▶ [ACTION ITEM] What lines in the records include the string "null"? Return each one.

▶ [DATA PROVIDED]
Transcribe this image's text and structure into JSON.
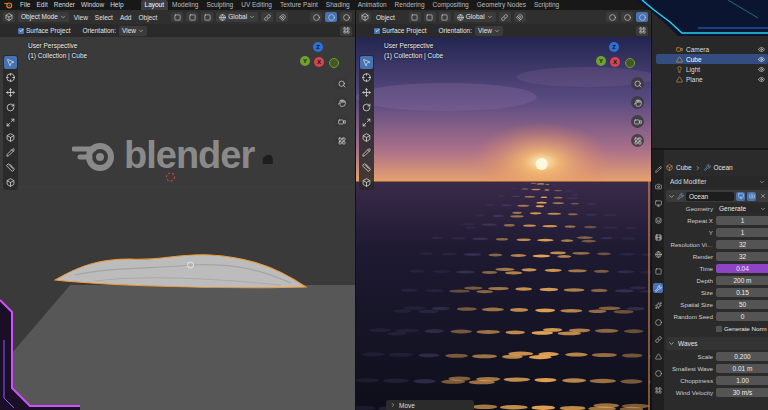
{
  "menu": {
    "items": [
      "File",
      "Edit",
      "Render",
      "Window",
      "Help"
    ]
  },
  "workspaces": [
    {
      "label": "Layout",
      "selected": true
    },
    {
      "label": "Modeling",
      "selected": false
    },
    {
      "label": "Sculpting",
      "selected": false
    },
    {
      "label": "UV Editing",
      "selected": false
    },
    {
      "label": "Texture Paint",
      "selected": false
    },
    {
      "label": "Shading",
      "selected": false
    },
    {
      "label": "Animation",
      "selected": false
    },
    {
      "label": "Rendering",
      "selected": false
    },
    {
      "label": "Compositing",
      "selected": false
    },
    {
      "label": "Geometry Nodes",
      "selected": false
    },
    {
      "label": "Scripting",
      "selected": false
    }
  ],
  "viewports": [
    {
      "shading": "solid",
      "mode": "Object Mode",
      "menus": [
        "View",
        "Select",
        "Add",
        "Object"
      ],
      "transform": "Global",
      "surface_project": {
        "label": "Surface Project",
        "checked": true
      },
      "orientation": {
        "label": "Orientation:",
        "value": "View"
      },
      "perspective": "User Perspective",
      "collection": "(1) Collection | Cube",
      "watermark": "blender",
      "operator_panel": null,
      "gizmo": [
        {
          "label": "Z",
          "color": "#2e6fd9"
        },
        {
          "label": "Y",
          "color": "#6ea12f"
        },
        {
          "label": "X",
          "color": "#d8434e"
        }
      ],
      "tools": [
        {
          "kind": "select",
          "selected": true
        },
        {
          "kind": "cursor",
          "selected": false
        },
        {
          "kind": "move",
          "selected": false
        },
        {
          "kind": "rotate",
          "selected": false
        },
        {
          "kind": "scale",
          "selected": false
        },
        {
          "kind": "transform",
          "selected": false
        },
        {
          "kind": "annotate",
          "selected": false
        },
        {
          "kind": "measure",
          "selected": false
        },
        {
          "kind": "add_cube",
          "selected": false
        }
      ]
    },
    {
      "shading": "rendered",
      "mode": null,
      "menus": [
        "Object"
      ],
      "transform": "Global",
      "surface_project": {
        "label": "Surface Project",
        "checked": true
      },
      "orientation": {
        "label": "Orientation:",
        "value": "View"
      },
      "perspective": "User Perspective",
      "collection": "(1) Collection | Cube",
      "watermark": null,
      "operator_panel": "Move",
      "gizmo": [
        {
          "label": "Z",
          "color": "#2e6fd9"
        },
        {
          "label": "Y",
          "color": "#6ea12f"
        },
        {
          "label": "X",
          "color": "#d8434e"
        }
      ],
      "tools": [
        {
          "kind": "select",
          "selected": true
        },
        {
          "kind": "cursor",
          "selected": false
        },
        {
          "kind": "move",
          "selected": false
        },
        {
          "kind": "rotate",
          "selected": false
        },
        {
          "kind": "scale",
          "selected": false
        },
        {
          "kind": "transform",
          "selected": false
        },
        {
          "kind": "annotate",
          "selected": false
        },
        {
          "kind": "measure",
          "selected": false
        },
        {
          "kind": "add_cube",
          "selected": false
        }
      ]
    }
  ],
  "outliner": {
    "items": [
      {
        "name": "Camera",
        "kind": "camera",
        "selected": false
      },
      {
        "name": "Cube",
        "kind": "mesh",
        "selected": true
      },
      {
        "name": "Light",
        "kind": "light",
        "selected": false
      },
      {
        "name": "Plane",
        "kind": "mesh",
        "selected": false
      }
    ]
  },
  "properties": {
    "tabs": [
      {
        "kind": "tool",
        "selected": false
      },
      {
        "kind": "render",
        "selected": false
      },
      {
        "kind": "output",
        "selected": false
      },
      {
        "kind": "view_layer",
        "selected": false
      },
      {
        "kind": "scene",
        "selected": false
      },
      {
        "kind": "world",
        "selected": false
      },
      {
        "kind": "object",
        "selected": false
      },
      {
        "kind": "modifier",
        "selected": true
      },
      {
        "kind": "particles",
        "selected": false
      },
      {
        "kind": "physics",
        "selected": false
      },
      {
        "kind": "constraints",
        "selected": false
      },
      {
        "kind": "data",
        "selected": false
      },
      {
        "kind": "material",
        "selected": false
      },
      {
        "kind": "texture",
        "selected": false
      }
    ],
    "breadcrumb": [
      "Cube",
      "Ocean"
    ],
    "add_modifier": "Add Modifier",
    "modifier": {
      "name": "Ocean",
      "expanded": true
    },
    "fields": [
      {
        "label": "Geometry",
        "value": "Generate",
        "kind": "dropdown",
        "animated": false
      },
      {
        "label": "Repeat X",
        "value": "1",
        "kind": "number",
        "animated": false
      },
      {
        "label": "Y",
        "value": "1",
        "kind": "number",
        "animated": false
      },
      {
        "label": "Resolution Vi…",
        "value": "32",
        "kind": "number",
        "animated": false
      },
      {
        "label": "Render",
        "value": "32",
        "kind": "number",
        "animated": false
      },
      {
        "label": "Time",
        "value": "0.04",
        "kind": "number",
        "animated": true
      },
      {
        "label": "Depth",
        "value": "200 m",
        "kind": "number",
        "animated": false
      },
      {
        "label": "Size",
        "value": "0.15",
        "kind": "number",
        "animated": false
      },
      {
        "label": "Spatial Size",
        "value": "50",
        "kind": "number",
        "animated": false
      },
      {
        "label": "Random Seed",
        "value": "0",
        "kind": "number",
        "animated": false
      },
      {
        "label": "Generate Norm",
        "kind": "checkbox",
        "checked": false
      }
    ],
    "sections": [
      {
        "title": "Waves",
        "expanded": true,
        "fields": [
          {
            "label": "Scale",
            "value": "0.200",
            "kind": "number",
            "animated": false
          },
          {
            "label": "Smallest Wave",
            "value": "0.01 m",
            "kind": "number",
            "animated": false
          },
          {
            "label": "Choppiness",
            "value": "1.00",
            "kind": "number",
            "animated": false
          },
          {
            "label": "Wind Velocity",
            "value": "30 m/s",
            "kind": "number",
            "animated": false
          }
        ]
      }
    ]
  }
}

▶ [RESPONSE BELOW]
      "operator_panel": null,
      "mode": null,
      "watermark": null,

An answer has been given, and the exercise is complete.